Wednesday, February 18, 2015

Diversity in Fantasy: Spire City, Season Two

Here's another guest post from my good friend and fantasy city architect,  Daniel Ausema:

Diversity and Appropriation

I'm thrilled that Nick is hosting this series of posts again this year. I loved reading the interviews last year and hearing how others approach the questions of diversity in fantasy. And I'm looking forward to the various posts this year as well.

Looking back at my interview last year (, I said much of what I would say still today. Spire City has allowed me to step outside myself, and the diversity of characters and the often messy interactions among the various people are some of the things that keep me coming back to my own characters (and to those in the books I read). I continue to try to bring in the views of people with different experiences and to be honest about how those people contribute to the city and are treated by it.

All of season one is now done (and collected in two bundles, Contagion and Epidemic), and we are now several episodes into season two, with episode 5 coming out on February 20. Since last year, the core group of characters has expanded to include two friends from a different city, each of them very different in how they react to their infections and to the others in general. There are also new characters from different levels of Spire City's society—a deeply religious girl whose infection is very advanced, a woman who used to be a dangerous enforcer for a subterranean gang of infected people. Chels remains the central focal point of the series as she grows into her realization that she can do something to stop this infection, if not for herself then at least for others.

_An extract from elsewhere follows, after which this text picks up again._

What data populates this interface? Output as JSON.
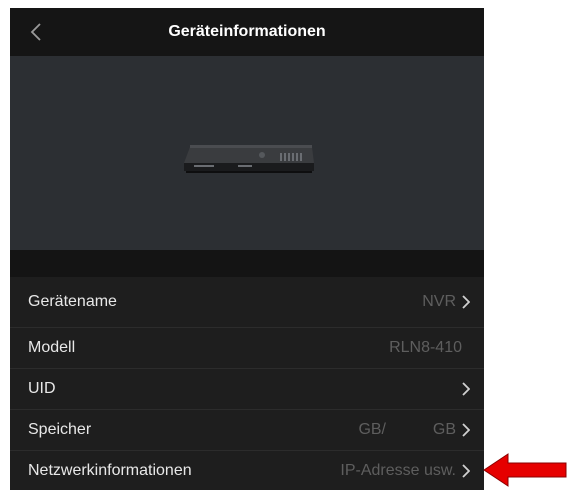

So that's just a quick update. I wanted to focus this post, though, on a companion issue to the idea of diversity, and that's cultural appropriation. So say, like most of us participating in this series of posts, that you completely agree that diversity is valuable and that works of fantasy ought to embrace the reality of the interplay of many peoples throughout history, all ages, ethnicities, religions, genders, orientations, and identities of all kinds. You're all set, then, to go borrowing from all over the place, right?


There's still the tangled issue of appropriation. The danger here is in blindly crashing through a complex culture and just grabbing a few things that seem exotic or cool. It's an understandable impulse, and it can lead us to a smug sense of having got it, but when you dig down and look at what's going on, it can be just as insulting as simply white-washing history.

I forget where I first came across it, but a good mindset when incorporating and drawing inspiration from other cultures is the paradigm of conqueror, tourist, and guest. The blind crashing and stealing is the conqueror mindset. As writers we might be tempted to tear away a mythological creature here and a historical kingdom there and weave it into our stories. To a certain extent, this is what all creative writing is, weaving together all the influences we have and letting them affect each other in their own ways. But much better if we understand those influences first and how they work(ed) in real life.

So a second approach is as the tourist. We see these cool, fascinating things. We take snapshots, post cool pics to Facebook, say “isn't this so (exotic, quaint, fascinating).” We bring in those elements to our own stories out of admiration. OK, that's better than the conqueror, but it still sets up a sense of difference, of emphasizing the other-ness of this distinct culture.

So the real goal, in writing diversity, is to first be welcomed as a guest. Approach the culture with an openness that doesn't rush to quick judgments. Understand how the different parts of the culture work together. Look for things that you find fascinating, sure, but then try to recognize how those things fit in with everything else. Get to know people who identify with that culture (at least we can do this through books, and for some historical groups that may be the most we can do as well, but the internet makes meeting people from many contemporary groups much less of a challenge than it once was). Don't quiz them or treat them as a source at your personal disposal, but do your best to get to know them and understand how their culture affects the way they see things, especially the things that you don't even think about to question. And do all this with respect for the people and cultures you meet along the way.

This is a huge topic, and there are others out there who can speak much more eloquently and in depth (and from a point of expertise) about the issues involved. So don't take this as a final and complete exploration, but rather as a reminder for us all, myself included, as we seek to create diverse and amazing secondary worlds for our stories, to be aware, respectful, and open-minded about all the influences that come our way.

Please visit Dausema's blog here: Twigs and Brambles

You can purchase the first episode of season 2 of Spire City by clicking on the image above or on the following link here (other episodes are linked there as well): Spire City, Season Two: Pursued

1 comment:

  1. Thanks again, Nick.

    I've been wracking my brain trying to remember where I first saw the conqueror, tourist, guest breakdown. My first thought was it was Nisi Shawl--I have her (and Cynthia Ward's) Writing the Other book on my shelf, which is a great resource...but I didn't see it there when I quick re-skimmed the book as I wrote this post. I was thinking maybe it was an online essay by her.

    A second look just now...and there it is, the last chapter of the book. It's possible that I first saw it online and only later in the book, but credit Nisi Shawl and Cynthia Ward, regardless.